Click here to read all of the portfolios.
For Document’s Fall/Winter 2019 Issue, we invited a selection of the culture’s most compelling architects, designers, artists, thinkers, and even a DJ, to find their inner Major Toms and imagine human life on the Moon. We asked Lexus to consider what our vehicles will look like—how will we navigate the Moon’s low-gravity, rocky terrain? Rooting their designs in their latest terrestrial models, the creative minds at Lexus presented seven proposals for cruising the lunar landscape. Here Document speaks with the design president, Ian Cartabiano, about Lexus’s approach and what it’s like to drive a motorcycle on the moon.

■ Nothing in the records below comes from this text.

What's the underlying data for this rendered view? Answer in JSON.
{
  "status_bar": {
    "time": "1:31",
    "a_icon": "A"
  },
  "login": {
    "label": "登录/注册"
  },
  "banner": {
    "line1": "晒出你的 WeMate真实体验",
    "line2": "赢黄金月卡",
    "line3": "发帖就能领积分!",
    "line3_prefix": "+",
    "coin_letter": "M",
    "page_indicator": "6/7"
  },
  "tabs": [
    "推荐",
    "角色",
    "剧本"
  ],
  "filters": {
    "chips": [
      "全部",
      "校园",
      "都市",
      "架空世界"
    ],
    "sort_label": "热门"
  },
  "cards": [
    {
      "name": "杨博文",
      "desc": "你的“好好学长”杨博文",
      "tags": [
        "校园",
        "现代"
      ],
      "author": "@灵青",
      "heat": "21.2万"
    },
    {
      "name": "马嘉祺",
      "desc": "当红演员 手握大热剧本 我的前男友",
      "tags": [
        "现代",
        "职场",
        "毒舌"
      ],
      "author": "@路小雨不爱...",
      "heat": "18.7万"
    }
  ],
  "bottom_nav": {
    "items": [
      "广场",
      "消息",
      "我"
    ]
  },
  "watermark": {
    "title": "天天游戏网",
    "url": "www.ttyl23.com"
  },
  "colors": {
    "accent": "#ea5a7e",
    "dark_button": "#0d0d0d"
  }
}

Maraya Fisher: How do considerations differ between designing for Earth and designing for the Moon? What has to be accounted for, and how did you have to adjust your approach?

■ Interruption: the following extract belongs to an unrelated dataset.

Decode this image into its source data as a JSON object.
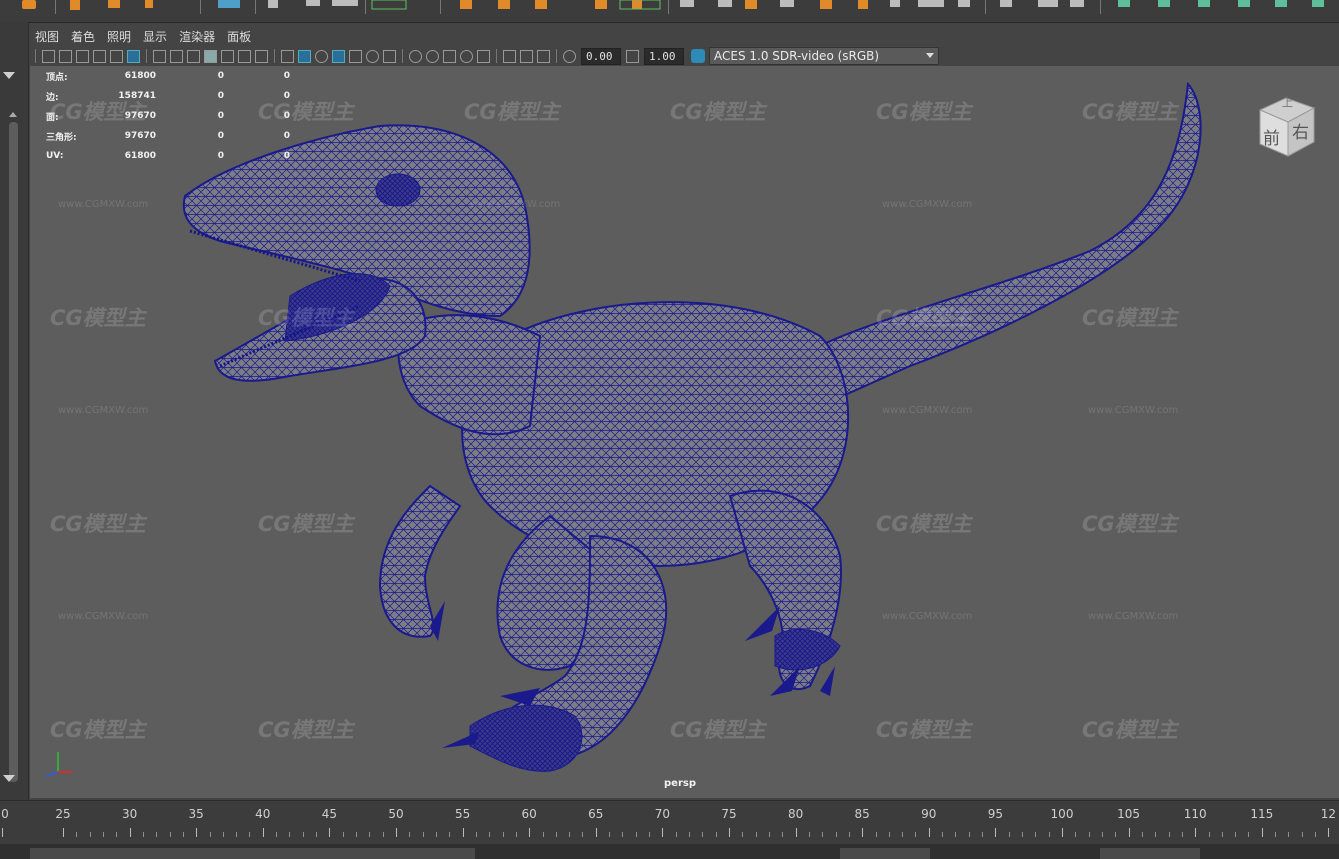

Ian Cartabiano: When we started the lunar concepts, our team was working on the LF-30 Concept, which recently debuted in Tokyo and which represents the ‘Lexus Electrified’ futuristic vision for Lexus. The design team had a chance to go beyond near-term production and look ahead to how advanced technology will change the way we interact with vehicles. The ‘Lexus Electrified’ vision targets a fundamental leap in vehicle performance, handling, control, and driver enjoyment—even as mobility within our society continues to change with autonomous driving and vehicle electrification. So, we were already thinking from a future perspective.
The biggest change was the minimal gravity on the lunar surface. This allowed us to think differently about how one can move across the moon. Also, we wanted to make lunar ‘driving’ more fun. We were proposing the idea of the moon as a travel destination and were looking for an exciting way to experience this new location.
Maraya: Beyond the practical lunar considerations, where did you get aesthetic inspiration?
Ian: We were inspired by the design language we were developing for LF-30 Electrified, and the lunar proposals were a chance for the team to dream even further out. Using that design language we were trying to create a very futuristic and avante garde statement that still conveys a premium style.
Maraya: What is your favorite vehicle from a sci-fi space film?
Ian: Hmm, it’s a hard choice, I have three: the Starship Enterprise from Star Trek, The AT-AT walker from Star Wars, and the light cycles from the original Tron.
Maraya: What do you imagine driving on the moon is like?
Ian: I imagine it to feel more free and more intense, and very personal, just you and the moon.
Maraya: What is your favorite lunar design concept and why? Which would you like to drive?
Ian: I was very impressed by the outcome of our team’s proposals. Given the limited time we had, the passion and energy the designers put into this shows in the ideas. I could see the excitement within the team to make something more ‘sci-fi’, and ‘not car.’ I really loved the Zero Gravity proposal, using the minimal gravity to find another way to skim the moon’s surface and utilizing our Lexus concepts’ driver connection philosophy to create a new aesthetic and experience. I’d love to drive it—it’s like riding a motorcycle on the moon! And I love the free-thinking behind the Bouncing Moon Roller, it really pushes the idea of what can be designed when variables like gravity are shifted.
Maraya: If 2020 is the year we colonize the moon, would you go? Why or why not? If you go, what personal item would you be sure to bring?
Ian: Yes, I would love to go! I would bring a drawing my daughter made of us when she was three years old.